Provided entries: Begin
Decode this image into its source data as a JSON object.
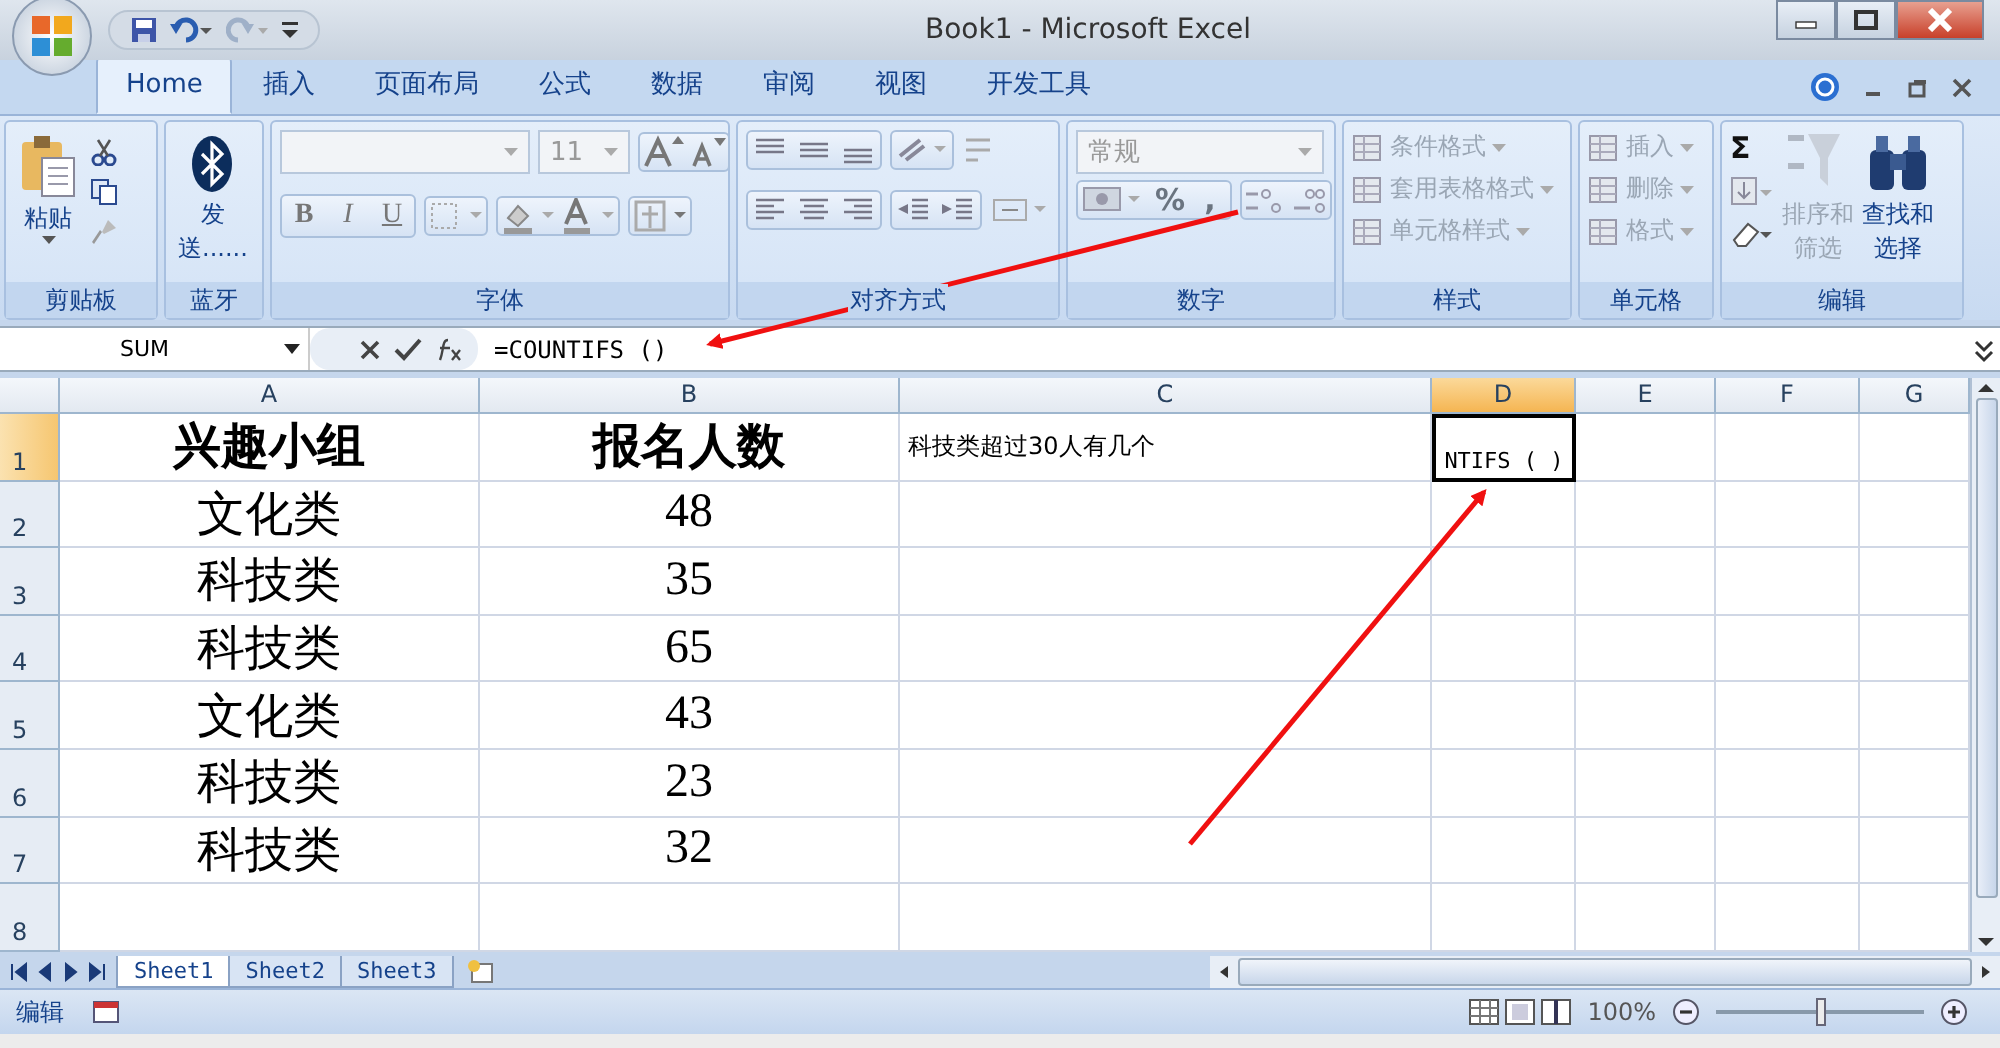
{
  "window": {
    "title": "Book1 - Microsoft Excel"
  },
  "tabs": [
    {
      "label": "Home",
      "selected": true
    },
    {
      "label": "插入",
      "selected": false
    },
    {
      "label": "页面布局",
      "selected": false
    },
    {
      "label": "公式",
      "selected": false
    },
    {
      "label": "数据",
      "selected": false
    },
    {
      "label": "审阅",
      "selected": false
    },
    {
      "label": "视图",
      "selected": false
    },
    {
      "label": "开发工具",
      "selected": false
    }
  ],
  "ribbon": [
    {
      "kind": "clipboard",
      "label": "剪贴板",
      "button": "粘贴"
    },
    {
      "kind": "bluetooth",
      "label": "蓝牙",
      "button_lines": [
        "发",
        "送......"
      ]
    },
    {
      "kind": "font",
      "label": "字体",
      "size": "11",
      "style_buttons": [
        "B",
        "I",
        "U"
      ]
    },
    {
      "kind": "alignment",
      "label": "对齐方式"
    },
    {
      "kind": "number",
      "label": "数字",
      "format": "常规",
      "symbols": [
        "%",
        ","
      ]
    },
    {
      "kind": "list",
      "label": "样式",
      "items": [
        {
          "label": "条件格式",
          "disabled": true
        },
        {
          "label": "套用表格格式",
          "disabled": true
        },
        {
          "label": "单元格样式",
          "disabled": true
        }
      ]
    },
    {
      "kind": "list",
      "label": "单元格",
      "items": [
        {
          "label": "插入",
          "disabled": true
        },
        {
          "label": "删除",
          "disabled": true
        },
        {
          "label": "格式",
          "disabled": true
        }
      ]
    },
    {
      "kind": "editing",
      "label": "编辑",
      "sigma": "Σ",
      "buttons": [
        {
          "lines": [
            "排序和",
            "筛选"
          ],
          "disabled": true
        },
        {
          "lines": [
            "查找和",
            "选择"
          ],
          "disabled": false
        }
      ]
    }
  ],
  "formula_bar": {
    "name_box": "SUM",
    "formula": "=COUNTIFS ()"
  },
  "columns": [
    {
      "label": "A",
      "selected": false
    },
    {
      "label": "B",
      "selected": false
    },
    {
      "label": "C",
      "selected": false
    },
    {
      "label": "D",
      "selected": true
    },
    {
      "label": "E",
      "selected": false
    },
    {
      "label": "F",
      "selected": false
    },
    {
      "label": "G",
      "selected": false
    }
  ],
  "rows": [
    {
      "header": "1",
      "bold": true,
      "cells": {
        "A": {
          "text": "兴趣小组",
          "selected": false
        },
        "B": {
          "text": "报名人数",
          "selected": false
        },
        "C": {
          "text": "科技类超过30人有几个",
          "selected": false
        },
        "D": {
          "text": "NTIFS ( )",
          "selected": true
        }
      }
    },
    {
      "header": "2",
      "bold": false,
      "cells": {
        "A": {
          "text": "文化类",
          "selected": false
        },
        "B": {
          "text": "48",
          "selected": false
        }
      }
    },
    {
      "header": "3",
      "bold": false,
      "cells": {
        "A": {
          "text": "科技类",
          "selected": false
        },
        "B": {
          "text": "35",
          "selected": false
        }
      }
    },
    {
      "header": "4",
      "bold": false,
      "cells": {
        "A": {
          "text": "科技类",
          "selected": false
        },
        "B": {
          "text": "65",
          "selected": false
        }
      }
    },
    {
      "header": "5",
      "bold": false,
      "cells": {
        "A": {
          "text": "文化类",
          "selected": false
        },
        "B": {
          "text": "43",
          "selected": false
        }
      }
    },
    {
      "header": "6",
      "bold": false,
      "cells": {
        "A": {
          "text": "科技类",
          "selected": false
        },
        "B": {
          "text": "23",
          "selected": false
        }
      }
    },
    {
      "header": "7",
      "bold": false,
      "cells": {
        "A": {
          "text": "科技类",
          "selected": false
        },
        "B": {
          "text": "32",
          "selected": false
        }
      }
    },
    {
      "header": "8",
      "cells": {}
    }
  ],
  "sheets": [
    {
      "label": "Sheet1",
      "selected": true
    },
    {
      "label": "Sheet2",
      "selected": false
    },
    {
      "label": "Sheet3",
      "selected": false
    }
  ],
  "status_bar": {
    "mode": "编辑",
    "zoom": "100%",
    "zoom_slider": {
      "level": 0.5
    }
  }
}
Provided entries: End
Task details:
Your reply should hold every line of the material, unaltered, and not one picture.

Solution:
Decode this image into its source data as a JSON object.
{
  "window": {
    "title": "Book1 - Microsoft Excel"
  },
  "tabs": [
    {
      "label": "Home",
      "selected": true
    },
    {
      "label": "插入",
      "selected": false
    },
    {
      "label": "页面布局",
      "selected": false
    },
    {
      "label": "公式",
      "selected": false
    },
    {
      "label": "数据",
      "selected": false
    },
    {
      "label": "审阅",
      "selected": false
    },
    {
      "label": "视图",
      "selected": false
    },
    {
      "label": "开发工具",
      "selected": false
    }
  ],
  "ribbon": [
    {
      "kind": "clipboard",
      "label": "剪贴板",
      "button": "粘贴"
    },
    {
      "kind": "bluetooth",
      "label": "蓝牙",
      "button_lines": [
        "发",
        "送......"
      ]
    },
    {
      "kind": "font",
      "label": "字体",
      "size": "11",
      "style_buttons": [
        "B",
        "I",
        "U"
      ]
    },
    {
      "kind": "alignment",
      "label": "对齐方式"
    },
    {
      "kind": "number",
      "label": "数字",
      "format": "常规",
      "symbols": [
        "%",
        ","
      ]
    },
    {
      "kind": "list",
      "label": "样式",
      "items": [
        {
          "label": "条件格式",
          "disabled": true
        },
        {
          "label": "套用表格格式",
          "disabled": true
        },
        {
          "label": "单元格样式",
          "disabled": true
        }
      ]
    },
    {
      "kind": "list",
      "label": "单元格",
      "items": [
        {
          "label": "插入",
          "disabled": true
        },
        {
          "label": "删除",
          "disabled": true
        },
        {
          "label": "格式",
          "disabled": true
        }
      ]
    },
    {
      "kind": "editing",
      "label": "编辑",
      "sigma": "Σ",
      "buttons": [
        {
          "lines": [
            "排序和",
            "筛选"
          ],
          "disabled": true
        },
        {
          "lines": [
            "查找和",
            "选择"
          ],
          "disabled": false
        }
      ]
    }
  ],
  "formula_bar": {
    "name_box": "SUM",
    "formula": "=COUNTIFS ()"
  },
  "columns": [
    {
      "label": "A",
      "selected": false
    },
    {
      "label": "B",
      "selected": false
    },
    {
      "label": "C",
      "selected": false
    },
    {
      "label": "D",
      "selected": true
    },
    {
      "label": "E",
      "selected": false
    },
    {
      "label": "F",
      "selected": false
    },
    {
      "label": "G",
      "selected": false
    }
  ],
  "rows": [
    {
      "header": "1",
      "bold": true,
      "cells": {
        "A": {
          "text": "兴趣小组",
          "selected": false
        },
        "B": {
          "text": "报名人数",
          "selected": false
        },
        "C": {
          "text": "科技类超过30人有几个",
          "selected": false
        },
        "D": {
          "text": "NTIFS ( )",
          "selected": true
        }
      }
    },
    {
      "header": "2",
      "bold": false,
      "cells": {
        "A": {
          "text": "文化类",
          "selected": false
        },
        "B": {
          "text": "48",
          "selected": false
        }
      }
    },
    {
      "header": "3",
      "bold": false,
      "cells": {
        "A": {
          "text": "科技类",
          "selected": false
        },
        "B": {
          "text": "35",
          "selected": false
        }
      }
    },
    {
      "header": "4",
      "bold": false,
      "cells": {
        "A": {
          "text": "科技类",
          "selected": false
        },
        "B": {
          "text": "65",
          "selected": false
        }
      }
    },
    {
      "header": "5",
      "bold": false,
      "cells": {
        "A": {
          "text": "文化类",
          "selected": false
        },
        "B": {
          "text": "43",
          "selected": false
        }
      }
    },
    {
      "header": "6",
      "bold": false,
      "cells": {
        "A": {
          "text": "科技类",
          "selected": false
        },
        "B": {
          "text": "23",
          "selected": false
        }
      }
    },
    {
      "header": "7",
      "bold": false,
      "cells": {
        "A": {
          "text": "科技类",
          "selected": false
        },
        "B": {
          "text": "32",
          "selected": false
        }
      }
    },
    {
      "header": "8",
      "cells": {}
    }
  ],
  "sheets": [
    {
      "label": "Sheet1",
      "selected": true
    },
    {
      "label": "Sheet2",
      "selected": false
    },
    {
      "label": "Sheet3",
      "selected": false
    }
  ],
  "status_bar": {
    "mode": "编辑",
    "zoom": "100%",
    "zoom_slider": {
      "level": 0.5
    }
  }
}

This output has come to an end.